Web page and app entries
——

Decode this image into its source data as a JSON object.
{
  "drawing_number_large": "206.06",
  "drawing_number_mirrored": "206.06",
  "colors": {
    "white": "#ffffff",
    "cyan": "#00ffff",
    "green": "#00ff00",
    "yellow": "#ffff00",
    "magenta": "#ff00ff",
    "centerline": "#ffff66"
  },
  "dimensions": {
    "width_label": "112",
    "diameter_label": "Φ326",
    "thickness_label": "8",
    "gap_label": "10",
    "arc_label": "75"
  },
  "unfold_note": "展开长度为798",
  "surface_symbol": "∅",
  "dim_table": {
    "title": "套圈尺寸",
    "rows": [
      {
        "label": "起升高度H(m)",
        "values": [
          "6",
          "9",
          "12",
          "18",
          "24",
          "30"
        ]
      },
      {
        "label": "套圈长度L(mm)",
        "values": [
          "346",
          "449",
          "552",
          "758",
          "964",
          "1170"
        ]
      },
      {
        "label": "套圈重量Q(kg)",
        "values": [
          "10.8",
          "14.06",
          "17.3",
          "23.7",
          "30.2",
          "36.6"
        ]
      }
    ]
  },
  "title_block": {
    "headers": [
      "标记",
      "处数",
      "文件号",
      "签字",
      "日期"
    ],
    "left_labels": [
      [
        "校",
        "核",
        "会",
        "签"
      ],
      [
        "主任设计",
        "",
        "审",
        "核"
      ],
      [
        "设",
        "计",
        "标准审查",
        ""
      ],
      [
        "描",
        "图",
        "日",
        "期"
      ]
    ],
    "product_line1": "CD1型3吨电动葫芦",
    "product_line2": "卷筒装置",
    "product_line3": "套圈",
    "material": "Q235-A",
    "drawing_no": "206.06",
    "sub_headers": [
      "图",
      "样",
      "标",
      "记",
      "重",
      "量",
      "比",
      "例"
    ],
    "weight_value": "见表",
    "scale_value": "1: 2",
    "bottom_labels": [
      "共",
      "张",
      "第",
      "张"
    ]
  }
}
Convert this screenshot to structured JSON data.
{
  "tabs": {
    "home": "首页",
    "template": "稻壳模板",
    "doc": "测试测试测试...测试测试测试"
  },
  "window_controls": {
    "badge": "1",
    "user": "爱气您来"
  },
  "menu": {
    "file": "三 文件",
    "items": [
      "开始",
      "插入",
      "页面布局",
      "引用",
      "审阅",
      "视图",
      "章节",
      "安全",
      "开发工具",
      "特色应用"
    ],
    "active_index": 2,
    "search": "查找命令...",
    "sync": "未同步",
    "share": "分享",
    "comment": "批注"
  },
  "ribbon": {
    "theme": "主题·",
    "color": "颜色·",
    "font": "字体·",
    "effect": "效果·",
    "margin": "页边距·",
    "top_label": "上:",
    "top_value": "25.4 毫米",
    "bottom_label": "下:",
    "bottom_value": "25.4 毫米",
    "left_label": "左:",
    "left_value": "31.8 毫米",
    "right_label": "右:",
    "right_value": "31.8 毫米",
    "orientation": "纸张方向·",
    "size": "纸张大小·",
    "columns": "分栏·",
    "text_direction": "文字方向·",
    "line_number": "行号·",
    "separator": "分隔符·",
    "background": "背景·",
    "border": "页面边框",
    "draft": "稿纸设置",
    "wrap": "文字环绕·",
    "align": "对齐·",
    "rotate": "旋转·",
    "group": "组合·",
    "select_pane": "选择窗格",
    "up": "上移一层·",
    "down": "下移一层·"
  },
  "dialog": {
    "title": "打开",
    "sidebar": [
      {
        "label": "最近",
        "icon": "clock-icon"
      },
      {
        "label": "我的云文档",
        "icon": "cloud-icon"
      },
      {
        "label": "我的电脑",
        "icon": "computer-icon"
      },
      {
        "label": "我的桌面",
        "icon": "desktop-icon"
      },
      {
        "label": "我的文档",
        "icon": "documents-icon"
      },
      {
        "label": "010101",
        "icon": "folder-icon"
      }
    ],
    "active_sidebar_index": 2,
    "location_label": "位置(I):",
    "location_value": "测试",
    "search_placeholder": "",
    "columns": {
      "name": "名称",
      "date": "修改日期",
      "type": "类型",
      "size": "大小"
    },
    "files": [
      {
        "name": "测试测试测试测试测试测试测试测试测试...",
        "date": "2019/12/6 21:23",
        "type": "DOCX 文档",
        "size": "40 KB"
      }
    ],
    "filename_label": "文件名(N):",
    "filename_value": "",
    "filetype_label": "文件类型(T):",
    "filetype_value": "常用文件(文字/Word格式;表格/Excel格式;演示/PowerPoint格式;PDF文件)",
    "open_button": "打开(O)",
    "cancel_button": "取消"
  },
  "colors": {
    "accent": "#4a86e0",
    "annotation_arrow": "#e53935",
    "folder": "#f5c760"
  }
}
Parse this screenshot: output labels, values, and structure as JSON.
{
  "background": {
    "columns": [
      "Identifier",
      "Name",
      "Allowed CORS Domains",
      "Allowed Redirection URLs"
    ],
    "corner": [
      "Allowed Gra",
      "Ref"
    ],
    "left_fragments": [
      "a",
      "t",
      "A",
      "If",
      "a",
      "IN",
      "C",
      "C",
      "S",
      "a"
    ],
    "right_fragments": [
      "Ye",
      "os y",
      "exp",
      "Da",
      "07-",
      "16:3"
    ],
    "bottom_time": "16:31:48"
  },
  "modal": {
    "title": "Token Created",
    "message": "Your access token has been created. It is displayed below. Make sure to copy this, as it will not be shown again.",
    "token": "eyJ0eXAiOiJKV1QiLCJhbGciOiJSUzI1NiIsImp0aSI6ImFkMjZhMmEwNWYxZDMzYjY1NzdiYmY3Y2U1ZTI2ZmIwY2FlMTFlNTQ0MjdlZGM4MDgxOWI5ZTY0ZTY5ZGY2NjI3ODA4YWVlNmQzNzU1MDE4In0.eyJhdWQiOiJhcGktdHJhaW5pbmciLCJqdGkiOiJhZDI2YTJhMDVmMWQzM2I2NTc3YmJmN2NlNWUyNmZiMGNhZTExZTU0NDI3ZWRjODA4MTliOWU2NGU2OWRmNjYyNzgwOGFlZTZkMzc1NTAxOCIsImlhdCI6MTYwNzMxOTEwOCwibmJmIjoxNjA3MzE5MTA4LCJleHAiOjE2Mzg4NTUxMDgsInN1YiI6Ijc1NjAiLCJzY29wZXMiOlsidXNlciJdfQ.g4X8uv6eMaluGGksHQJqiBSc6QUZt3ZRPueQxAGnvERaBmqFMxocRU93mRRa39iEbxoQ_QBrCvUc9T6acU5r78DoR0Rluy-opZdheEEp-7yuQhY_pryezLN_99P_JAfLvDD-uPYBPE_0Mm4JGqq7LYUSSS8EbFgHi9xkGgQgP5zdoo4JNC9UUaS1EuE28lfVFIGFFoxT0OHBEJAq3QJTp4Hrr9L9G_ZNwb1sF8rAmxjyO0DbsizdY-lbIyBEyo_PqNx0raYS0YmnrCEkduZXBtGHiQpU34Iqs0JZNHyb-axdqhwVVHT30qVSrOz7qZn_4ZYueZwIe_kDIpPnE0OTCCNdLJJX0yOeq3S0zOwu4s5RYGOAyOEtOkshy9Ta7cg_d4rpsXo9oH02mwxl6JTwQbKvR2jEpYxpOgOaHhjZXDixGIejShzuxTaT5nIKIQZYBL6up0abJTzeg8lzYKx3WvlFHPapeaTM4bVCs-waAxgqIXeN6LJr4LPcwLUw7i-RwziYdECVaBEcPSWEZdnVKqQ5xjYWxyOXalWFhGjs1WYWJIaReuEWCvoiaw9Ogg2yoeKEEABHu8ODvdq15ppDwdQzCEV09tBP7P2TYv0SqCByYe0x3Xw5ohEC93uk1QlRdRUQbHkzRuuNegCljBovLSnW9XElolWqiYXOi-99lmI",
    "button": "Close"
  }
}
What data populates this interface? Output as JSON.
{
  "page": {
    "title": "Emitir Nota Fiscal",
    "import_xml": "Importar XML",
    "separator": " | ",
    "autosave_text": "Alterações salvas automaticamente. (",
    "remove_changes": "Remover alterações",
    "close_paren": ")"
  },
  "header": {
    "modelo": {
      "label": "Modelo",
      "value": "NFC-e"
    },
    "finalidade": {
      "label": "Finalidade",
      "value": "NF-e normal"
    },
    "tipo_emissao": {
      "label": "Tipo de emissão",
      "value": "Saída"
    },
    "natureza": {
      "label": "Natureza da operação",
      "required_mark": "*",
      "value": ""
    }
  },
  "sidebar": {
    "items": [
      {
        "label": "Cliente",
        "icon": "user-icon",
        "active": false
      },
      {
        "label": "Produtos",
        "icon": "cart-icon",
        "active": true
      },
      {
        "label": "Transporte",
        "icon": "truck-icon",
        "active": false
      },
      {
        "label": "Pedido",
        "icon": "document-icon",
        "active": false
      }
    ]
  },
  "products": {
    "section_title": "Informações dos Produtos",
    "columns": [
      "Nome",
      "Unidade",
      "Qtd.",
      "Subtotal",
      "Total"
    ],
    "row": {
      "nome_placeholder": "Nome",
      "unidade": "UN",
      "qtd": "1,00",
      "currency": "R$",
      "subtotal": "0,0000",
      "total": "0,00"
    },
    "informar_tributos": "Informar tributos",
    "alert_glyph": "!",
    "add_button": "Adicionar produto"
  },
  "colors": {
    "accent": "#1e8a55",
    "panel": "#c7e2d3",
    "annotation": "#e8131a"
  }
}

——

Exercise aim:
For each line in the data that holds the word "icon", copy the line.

The completed task:
        "icon": "clock-icon"
        "icon": "cloud-icon"
        "icon": "computer-icon"
        "icon": "desktop-icon"
        "icon": "documents-icon"
        "icon": "folder-icon"
        "icon": "user-icon",
        "icon": "cart-icon",
        "icon": "truck-icon",
        "icon": "document-icon",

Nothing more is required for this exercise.